Nottingham brain injury centre connects with Openreach engineers after dialling for help

A Nottingham charity specialising in providing rehabilitation and support for people with serious brain injuries is making good use of unwanted telecoms wires and cables.

A Nottingham charity specialising in providing rehabilitation and support for people with serious brain injuries is making good use of unwanted telecoms wires and cables.

Headway Nottingham, based in Bilborough, contacted BT’s MyDonate, the not-for-profit online fundraising service, because it was struggling to find wires and cables to help make figurines in its popular art therapy sessions. The charity use the fundraising platform for donations.

They were put in touch with Openreach, the business responsible for the majority of the UK’s local phone and broadband network, prompting Neil Lehane, a senior manager in Nottingham, to rally support within his team to not only find unwanted materials, but to also sort and prepare them. Most of the work took place in the engineers’ own time, outside of working hours.

The end result is thousands of unwanted bits of wire and cable are now being donated to the charity’s day centre, something Neil and his colleagues are delighted with: “When we received the request from Headway Nottingham, we all felt it was something we wanted to help out with. As a team, we enjoy putting something back into our local communities and one of the advantages of working for such a big organisation is that we have lots of resource and willing volunteers available.

“When a cabling or wiring job is finished, there are often bits left over, which are too small to use elsewhere and end up being recycled. We spoke to Michael, the services manager at Headway Nottingham, who let us know what length and thickness was best. And after a bit of searching around, we were able to get hold of some and it didn’t take long to get them cleaned up, sorted and ready to donate to the charity.”

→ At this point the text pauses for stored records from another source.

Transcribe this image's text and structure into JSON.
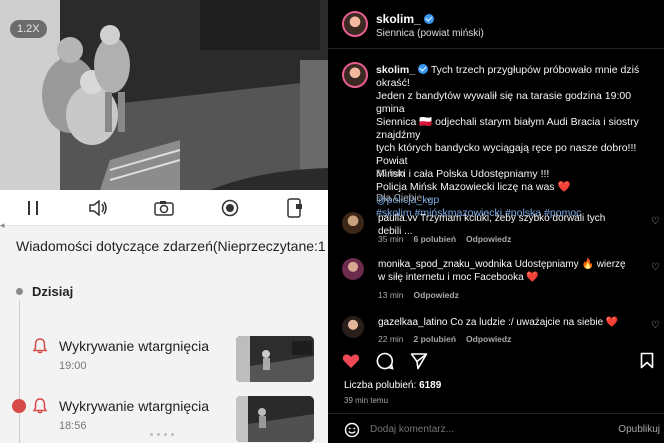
{
  "camera_app": {
    "zoom_level": "1.2X",
    "controls": [
      "pause-icon",
      "volume-icon",
      "camera-icon",
      "record-icon",
      "phone-icon"
    ],
    "events_title": "Wiadomości dotyczące zdarzeń(Nieprzeczytane:1",
    "day_label": "Dzisiaj",
    "events": [
      {
        "title": "Wykrywanie wtargnięcia",
        "time": "19:00"
      },
      {
        "title": "Wykrywanie wtargnięcia",
        "time": "18:56"
      }
    ]
  },
  "instagram": {
    "username": "skolim_",
    "location": "Siennica (powiat miński)",
    "caption": {
      "username": "skolim_",
      "text_lines": [
        "Tych trzech przygłupów próbowało mnie dziś okraść!",
        "Jeden z bandytów wywalił się na tarasie godzina 19:00 gmina",
        "Siennica 🇵🇱 odjechali starym białym Audi Bracia i siostry znajdźmy",
        "tych których bandycko wyciągają ręce po nasze dobro!!! Powiat",
        "Miński i cała Polska Udostępniamy !!!",
        "Policja Mińsk Mazowiecki liczę na was ❤️"
      ],
      "mention": "@policja_kgp",
      "hashtags": "#skolim #mińskmazowiecki #polska #pomoc",
      "time": "39 min"
    },
    "for_you_label": "Dla Ciebie ⌄",
    "comments": [
      {
        "user": "paulla.vv",
        "text": "Trzymam kciuki, żeby szybko dorwali tych debili ...",
        "time": "35 min",
        "likes": "6 polubień",
        "reply": "Odpowiedz"
      },
      {
        "user": "monika_spod_znaku_wodnika",
        "text": "Udostępniamy 🔥 wierzę w siłę internetu i moc Facebooka ❤️",
        "time": "13 min",
        "likes": "",
        "reply": "Odpowiedz"
      },
      {
        "user": "gazelkaa_latino",
        "text": "Co za ludzie :/ uważajcie na siebie ❤️",
        "time": "22 min",
        "likes": "2 polubień",
        "reply": "Odpowiedz"
      }
    ],
    "likes_label": "Liczba polubień:",
    "likes_count": "6189",
    "post_time": "39 min temu",
    "comment_placeholder": "Dodaj komentarz...",
    "publish_label": "Opublikuj",
    "colors": {
      "like_red": "#ed4956",
      "link_blue": "#7aa9e6",
      "verified_blue": "#3897f0"
    }
  }
}
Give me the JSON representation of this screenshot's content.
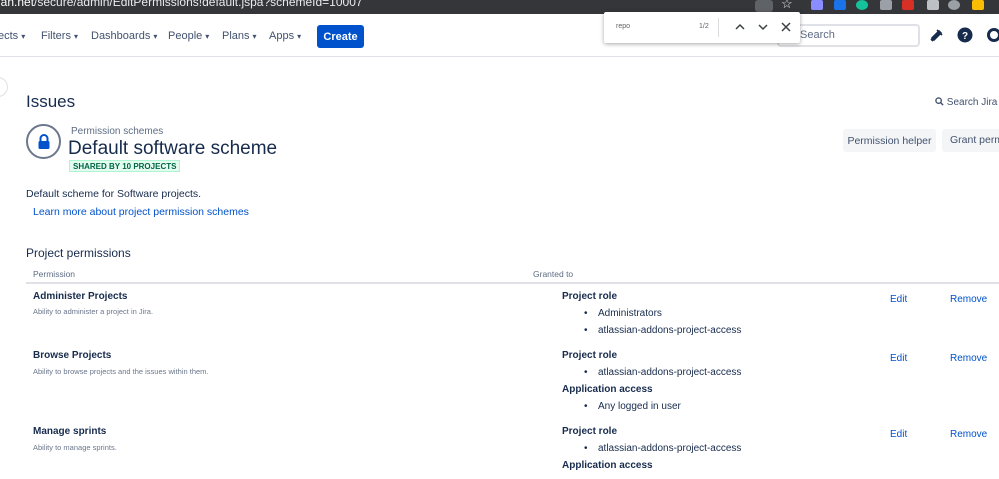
{
  "browser": {
    "url_prefix": "ian.net",
    "url_path": "/secure/admin/EditPermissions!default.jspa?schemeId=10007"
  },
  "find_bar": {
    "query": "repo",
    "count": "1/2"
  },
  "nav": {
    "items": [
      {
        "label": "ects"
      },
      {
        "label": "Filters"
      },
      {
        "label": "Dashboards"
      },
      {
        "label": "People"
      },
      {
        "label": "Plans"
      },
      {
        "label": "Apps"
      }
    ],
    "create_label": "Create",
    "search_placeholder": "Search"
  },
  "page": {
    "title": "Issues",
    "search_jira": "Search Jira a",
    "breadcrumb": "Permission schemes",
    "scheme_name": "Default software scheme",
    "shared_badge": "SHARED BY 10 PROJECTS",
    "permission_helper": "Permission helper",
    "grant_permissions": "Grant perm",
    "description": "Default scheme for Software projects.",
    "learn_more": "Learn more about project permission schemes"
  },
  "table": {
    "section_title": "Project permissions",
    "col_permission": "Permission",
    "col_granted": "Granted to",
    "edit_label": "Edit",
    "remove_label": "Remove",
    "rows": [
      {
        "name": "Administer Projects",
        "description": "Ability to administer a project in Jira.",
        "group1": "Project role",
        "group1_items": [
          "Administrators",
          "atlassian-addons-project-access"
        ]
      },
      {
        "name": "Browse Projects",
        "description": "Ability to browse projects and the issues within them.",
        "group1": "Project role",
        "group1_items": [
          "atlassian-addons-project-access"
        ],
        "group2": "Application access",
        "group2_items": [
          "Any logged in user"
        ]
      },
      {
        "name": "Manage sprints",
        "description": "Ability to manage sprints.",
        "group1": "Project role",
        "group1_items": [
          "atlassian-addons-project-access"
        ],
        "group2": "Application access"
      }
    ]
  },
  "colors": {
    "primary": "#0052cc",
    "text": "#172b4d",
    "badge_green": "#006644"
  }
}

Headway Nottingham, founded in 1996, provides the only long-term set of services in Nottinghamshire for people affected by brain injury, their families and carers, including a day rehabilitation and support centre and an early intervention service.

More than 100 people use the centre and services manager Michael Tansley Thomas says the donated materials will make a huge difference: “We are so grateful to Neil and the team for putting in so much effort, particularly in their own time, to get these materials for the sessions. Even though to some it may seem like just wire, in the use and construction of the sculptures the clients work on essential aspects of the injury, like planning, task management, sequencing, concentration and memory skills, task completion and improved mental health. All of these aspects combined mean that, through Openreach enabling us to deliver these sessions with the desired materials, it goes a long way to help the progression of our clients over the longer term.”

It’s not the first time Openreach engineers in the Nottingham area have volunteered to help support community projects. Just last year, the same team renovated a playground, including providing new play equipment, at Arnold View Primary School.

Volunteering is a core element of BT’s strategy. The latest figures available show that, in a typical year, BT people in the East Midlands contribute more than 2,000 volunteering days to worthy causes, amounting to in-kind support of nearly £670,000. MyDonate - BT’s commission-free online fund-raising service – has helped raise more than £1 million for charities across the East Midlands.

People can make a donation at https://mydonate.bt.com/charities/headwaynottingham to support the work taking place at Headway Nottingham.